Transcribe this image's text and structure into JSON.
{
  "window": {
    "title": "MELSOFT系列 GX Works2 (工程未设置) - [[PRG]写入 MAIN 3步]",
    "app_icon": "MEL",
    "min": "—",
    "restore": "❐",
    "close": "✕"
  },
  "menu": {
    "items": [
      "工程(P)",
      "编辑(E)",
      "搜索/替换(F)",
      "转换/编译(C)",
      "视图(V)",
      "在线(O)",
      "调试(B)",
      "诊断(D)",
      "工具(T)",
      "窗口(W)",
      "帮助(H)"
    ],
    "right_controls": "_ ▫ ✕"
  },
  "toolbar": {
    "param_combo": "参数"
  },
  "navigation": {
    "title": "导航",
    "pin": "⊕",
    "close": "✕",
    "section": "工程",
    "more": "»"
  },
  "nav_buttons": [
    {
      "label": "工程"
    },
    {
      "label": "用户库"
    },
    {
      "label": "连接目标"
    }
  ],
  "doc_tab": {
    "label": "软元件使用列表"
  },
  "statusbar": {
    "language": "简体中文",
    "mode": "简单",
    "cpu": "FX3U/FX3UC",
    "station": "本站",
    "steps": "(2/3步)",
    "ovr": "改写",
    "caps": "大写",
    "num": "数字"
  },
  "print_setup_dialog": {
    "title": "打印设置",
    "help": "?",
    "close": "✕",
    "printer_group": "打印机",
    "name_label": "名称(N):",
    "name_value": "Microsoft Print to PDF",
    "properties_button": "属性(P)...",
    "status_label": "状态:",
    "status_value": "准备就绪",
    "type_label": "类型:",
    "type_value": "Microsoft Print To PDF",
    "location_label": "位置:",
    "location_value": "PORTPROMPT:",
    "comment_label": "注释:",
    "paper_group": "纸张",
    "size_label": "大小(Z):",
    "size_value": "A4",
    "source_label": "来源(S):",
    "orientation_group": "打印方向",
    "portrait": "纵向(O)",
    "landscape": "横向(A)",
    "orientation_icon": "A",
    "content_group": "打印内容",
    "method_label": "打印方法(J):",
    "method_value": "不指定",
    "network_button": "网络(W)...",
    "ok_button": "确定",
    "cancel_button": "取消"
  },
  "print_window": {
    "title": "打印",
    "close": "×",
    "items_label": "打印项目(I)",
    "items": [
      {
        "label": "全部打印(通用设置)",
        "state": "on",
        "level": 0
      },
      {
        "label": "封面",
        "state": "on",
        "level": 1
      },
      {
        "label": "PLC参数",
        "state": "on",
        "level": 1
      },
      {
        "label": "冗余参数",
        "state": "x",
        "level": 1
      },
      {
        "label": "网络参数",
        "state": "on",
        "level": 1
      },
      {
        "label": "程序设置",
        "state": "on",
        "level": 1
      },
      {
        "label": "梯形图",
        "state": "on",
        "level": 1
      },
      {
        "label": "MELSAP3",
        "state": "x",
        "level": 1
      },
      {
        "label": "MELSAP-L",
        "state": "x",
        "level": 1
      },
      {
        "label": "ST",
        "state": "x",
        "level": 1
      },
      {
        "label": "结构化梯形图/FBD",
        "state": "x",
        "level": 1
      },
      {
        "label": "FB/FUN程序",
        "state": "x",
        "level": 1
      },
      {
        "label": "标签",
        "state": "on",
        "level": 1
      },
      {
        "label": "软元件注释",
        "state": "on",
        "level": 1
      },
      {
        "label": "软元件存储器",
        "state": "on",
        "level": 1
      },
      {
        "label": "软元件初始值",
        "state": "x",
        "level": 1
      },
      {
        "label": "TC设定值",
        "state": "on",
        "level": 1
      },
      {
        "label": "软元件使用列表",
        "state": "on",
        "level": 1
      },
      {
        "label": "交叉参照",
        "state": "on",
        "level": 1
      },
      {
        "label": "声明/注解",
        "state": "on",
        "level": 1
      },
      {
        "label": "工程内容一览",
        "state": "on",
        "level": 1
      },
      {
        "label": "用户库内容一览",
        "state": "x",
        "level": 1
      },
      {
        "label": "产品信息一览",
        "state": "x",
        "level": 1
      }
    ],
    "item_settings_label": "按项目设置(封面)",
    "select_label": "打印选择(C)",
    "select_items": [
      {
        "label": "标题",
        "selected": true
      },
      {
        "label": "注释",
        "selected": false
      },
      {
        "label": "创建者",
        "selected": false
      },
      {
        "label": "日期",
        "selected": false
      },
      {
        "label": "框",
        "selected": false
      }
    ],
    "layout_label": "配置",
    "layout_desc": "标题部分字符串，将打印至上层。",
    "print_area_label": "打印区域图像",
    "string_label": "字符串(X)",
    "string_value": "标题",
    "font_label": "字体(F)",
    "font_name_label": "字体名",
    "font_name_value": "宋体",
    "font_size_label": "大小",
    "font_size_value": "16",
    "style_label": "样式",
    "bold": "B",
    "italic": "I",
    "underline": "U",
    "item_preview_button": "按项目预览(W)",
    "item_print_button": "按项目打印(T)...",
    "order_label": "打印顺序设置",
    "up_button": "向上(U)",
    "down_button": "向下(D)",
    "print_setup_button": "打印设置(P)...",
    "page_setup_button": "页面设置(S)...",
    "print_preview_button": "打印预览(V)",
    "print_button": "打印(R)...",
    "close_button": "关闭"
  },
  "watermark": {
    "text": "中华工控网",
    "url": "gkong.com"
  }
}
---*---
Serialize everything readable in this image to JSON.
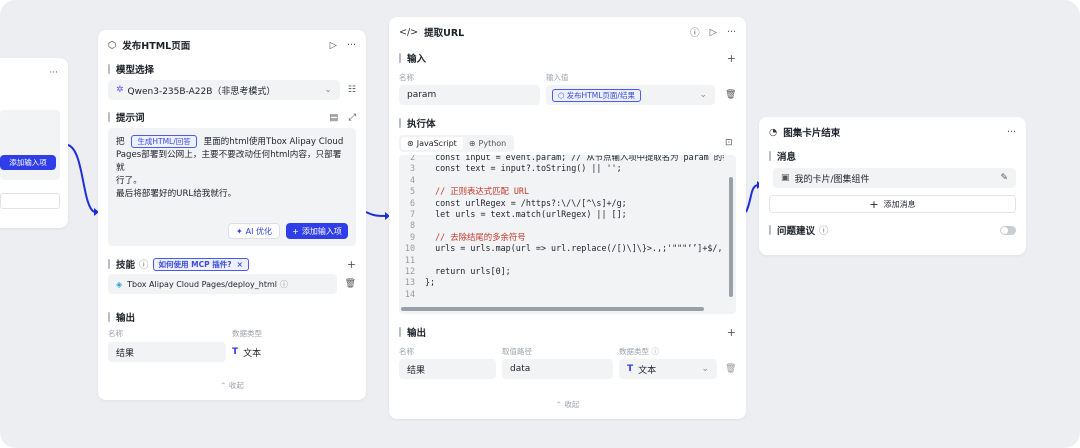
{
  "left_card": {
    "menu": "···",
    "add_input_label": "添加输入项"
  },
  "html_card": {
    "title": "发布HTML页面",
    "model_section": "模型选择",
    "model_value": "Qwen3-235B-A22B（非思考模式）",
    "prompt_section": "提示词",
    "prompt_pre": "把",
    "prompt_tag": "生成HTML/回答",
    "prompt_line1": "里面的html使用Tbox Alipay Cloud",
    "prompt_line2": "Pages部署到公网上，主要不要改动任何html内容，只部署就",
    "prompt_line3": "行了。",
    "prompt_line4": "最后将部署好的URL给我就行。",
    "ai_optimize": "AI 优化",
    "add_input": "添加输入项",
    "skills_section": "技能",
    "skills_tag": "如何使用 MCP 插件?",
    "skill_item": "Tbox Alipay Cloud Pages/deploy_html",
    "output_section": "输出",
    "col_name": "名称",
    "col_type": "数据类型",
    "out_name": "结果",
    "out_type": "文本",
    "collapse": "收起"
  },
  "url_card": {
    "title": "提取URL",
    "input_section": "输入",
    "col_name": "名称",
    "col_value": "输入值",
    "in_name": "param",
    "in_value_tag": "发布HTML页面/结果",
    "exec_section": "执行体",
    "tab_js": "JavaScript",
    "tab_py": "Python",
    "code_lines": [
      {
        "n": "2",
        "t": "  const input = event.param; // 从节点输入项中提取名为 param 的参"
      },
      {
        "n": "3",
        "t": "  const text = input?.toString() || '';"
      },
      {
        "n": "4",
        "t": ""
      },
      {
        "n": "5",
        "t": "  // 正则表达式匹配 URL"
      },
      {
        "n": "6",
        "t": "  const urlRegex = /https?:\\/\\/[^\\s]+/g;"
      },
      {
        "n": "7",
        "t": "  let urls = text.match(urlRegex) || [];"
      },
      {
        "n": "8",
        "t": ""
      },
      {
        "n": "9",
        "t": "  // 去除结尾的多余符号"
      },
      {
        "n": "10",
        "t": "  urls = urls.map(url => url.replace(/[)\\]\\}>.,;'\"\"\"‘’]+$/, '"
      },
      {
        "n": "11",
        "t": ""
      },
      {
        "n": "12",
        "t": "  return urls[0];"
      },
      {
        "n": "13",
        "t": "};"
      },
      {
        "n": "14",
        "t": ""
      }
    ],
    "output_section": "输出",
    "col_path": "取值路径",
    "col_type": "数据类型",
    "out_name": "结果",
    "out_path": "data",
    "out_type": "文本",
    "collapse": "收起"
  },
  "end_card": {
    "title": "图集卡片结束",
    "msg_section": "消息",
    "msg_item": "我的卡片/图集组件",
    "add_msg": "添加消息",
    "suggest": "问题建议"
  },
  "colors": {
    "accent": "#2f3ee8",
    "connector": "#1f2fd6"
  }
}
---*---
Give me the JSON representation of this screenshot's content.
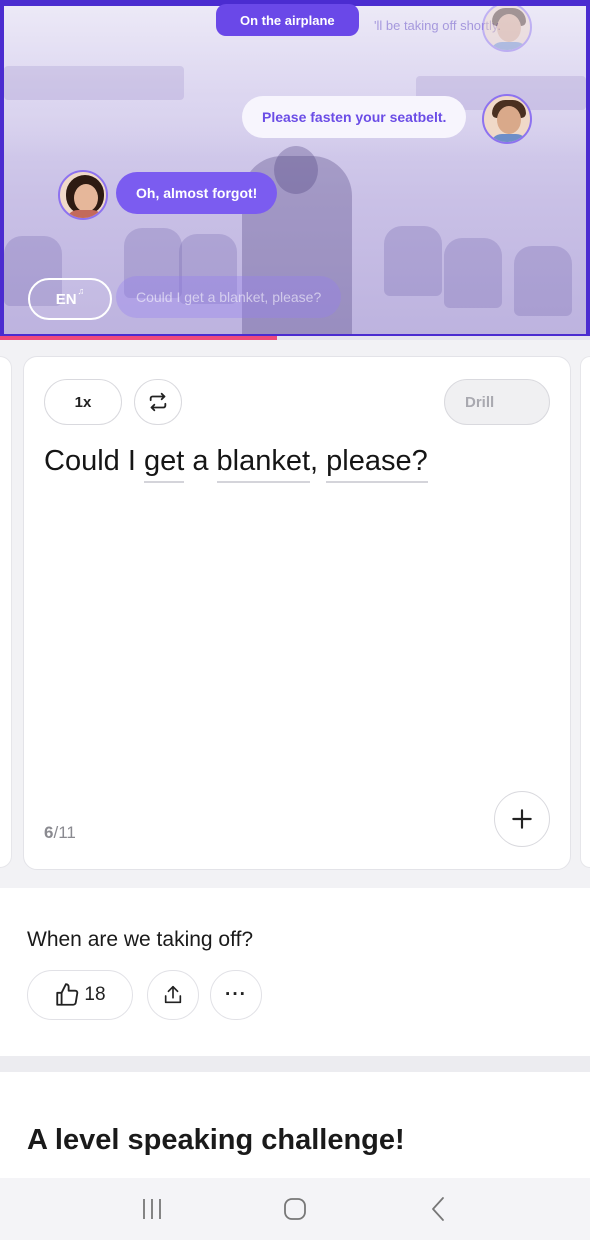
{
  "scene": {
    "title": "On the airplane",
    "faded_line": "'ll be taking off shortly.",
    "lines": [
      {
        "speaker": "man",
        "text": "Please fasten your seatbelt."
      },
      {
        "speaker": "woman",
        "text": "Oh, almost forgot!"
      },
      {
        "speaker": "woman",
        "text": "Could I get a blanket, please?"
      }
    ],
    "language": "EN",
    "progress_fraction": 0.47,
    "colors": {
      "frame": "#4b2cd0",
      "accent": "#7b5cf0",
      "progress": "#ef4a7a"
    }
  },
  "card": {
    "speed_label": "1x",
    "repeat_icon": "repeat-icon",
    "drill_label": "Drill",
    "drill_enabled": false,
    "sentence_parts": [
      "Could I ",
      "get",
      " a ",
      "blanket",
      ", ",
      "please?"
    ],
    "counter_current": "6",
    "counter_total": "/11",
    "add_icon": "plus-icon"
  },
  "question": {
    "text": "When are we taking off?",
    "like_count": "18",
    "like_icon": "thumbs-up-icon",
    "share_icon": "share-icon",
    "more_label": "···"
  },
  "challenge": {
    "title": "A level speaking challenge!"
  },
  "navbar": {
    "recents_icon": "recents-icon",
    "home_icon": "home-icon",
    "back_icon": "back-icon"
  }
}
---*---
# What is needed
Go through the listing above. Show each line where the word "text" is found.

# Result
Transcribe this image's text and structure into JSON.
    "text": "中华工控网",
        "t": "  const text = input?.toString() || '';"
        "t": "  let urls = text.match(urlRegex) || [];"
        "text": "Please fasten your seatbelt."
        "text": "Oh, almost forgot!"
        "text": "Could I get a blanket, please?"
    "text": "When are we taking off?",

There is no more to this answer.